What you have to do: List every line below containing "text".

Source information:
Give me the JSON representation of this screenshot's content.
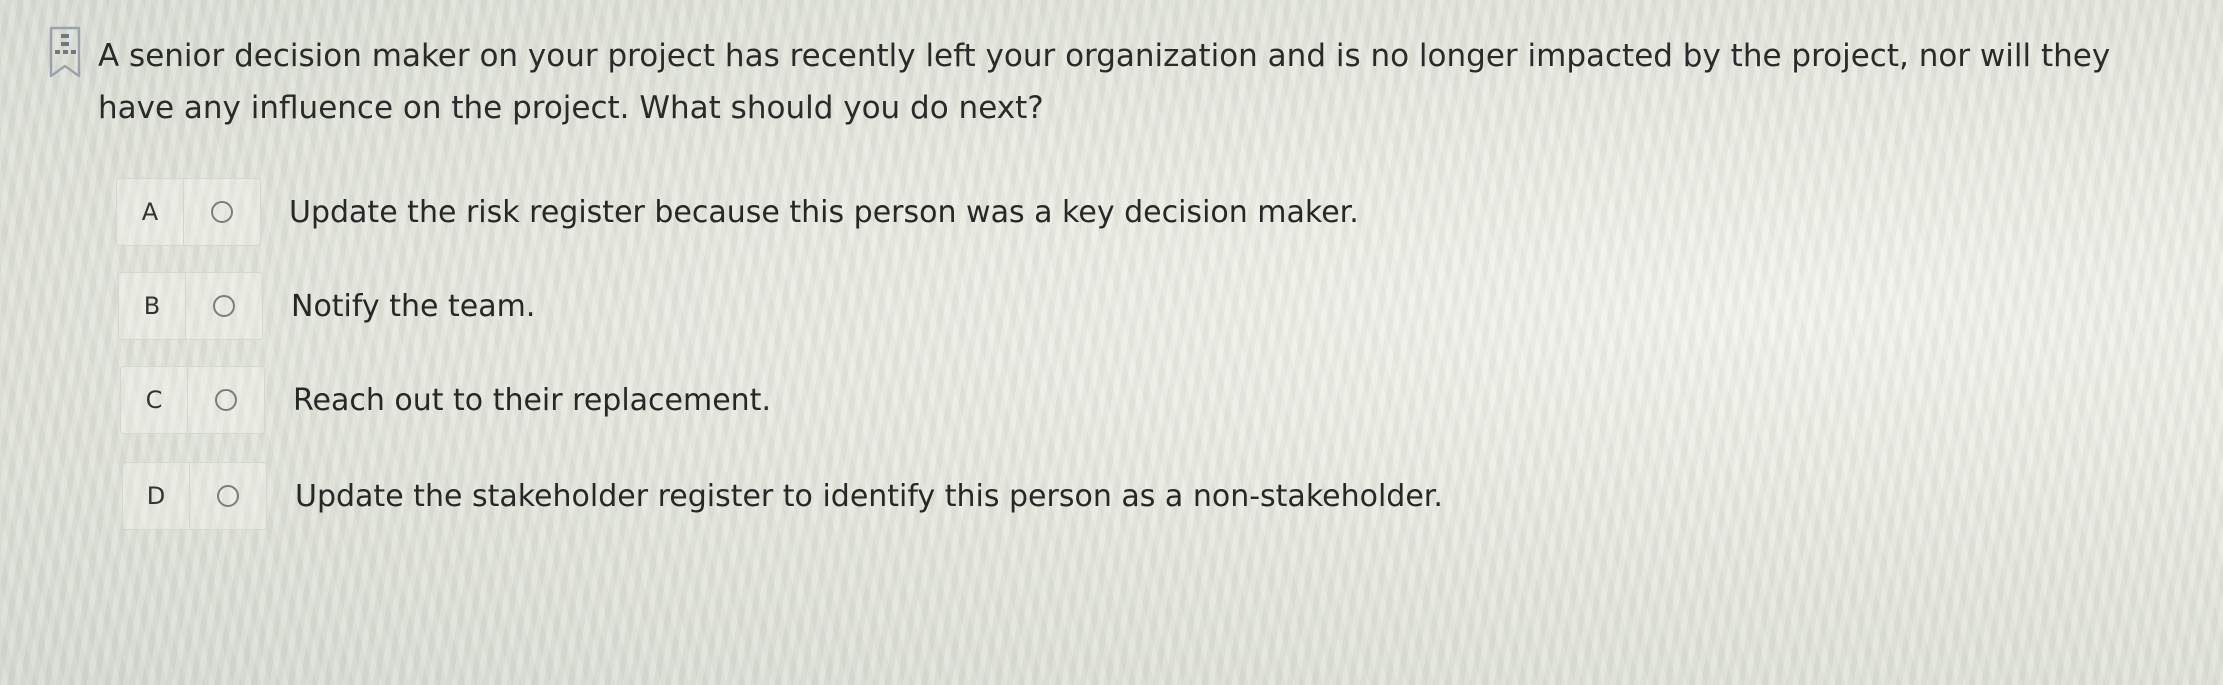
{
  "question": {
    "text": "A senior decision maker on your project has recently left your organization and is no longer impacted by the project, nor will they have any influence on the project. What should you do next?"
  },
  "options": [
    {
      "letter": "A",
      "text": "Update the risk register because this person was a key decision maker."
    },
    {
      "letter": "B",
      "text": "Notify the team."
    },
    {
      "letter": "C",
      "text": "Reach out to their replacement."
    },
    {
      "letter": "D",
      "text": "Update the stakeholder register to identify this person as a non-stakeholder."
    }
  ],
  "icons": {
    "flag": "bookmark-flag-icon",
    "radio": "radio-button-icon"
  },
  "colors": {
    "background": "#e6e9e0",
    "flag_outline": "#9aa3ad",
    "flag_dots": "#6f7780",
    "radio_border": "#7c7c7c",
    "text": "#272727"
  }
}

Solution to the problem:
    "text": "A senior decision maker on your project has recently left your organization and is no longer impacted by the project, nor will they have any influence on the project. What should you do next?"
      "text": "Update the risk register because this person was a key decision maker."
      "text": "Notify the team."
      "text": "Reach out to their replacement."
      "text": "Update the stakeholder register to identify this person as a non-stakeholder."
    "text": "#272727"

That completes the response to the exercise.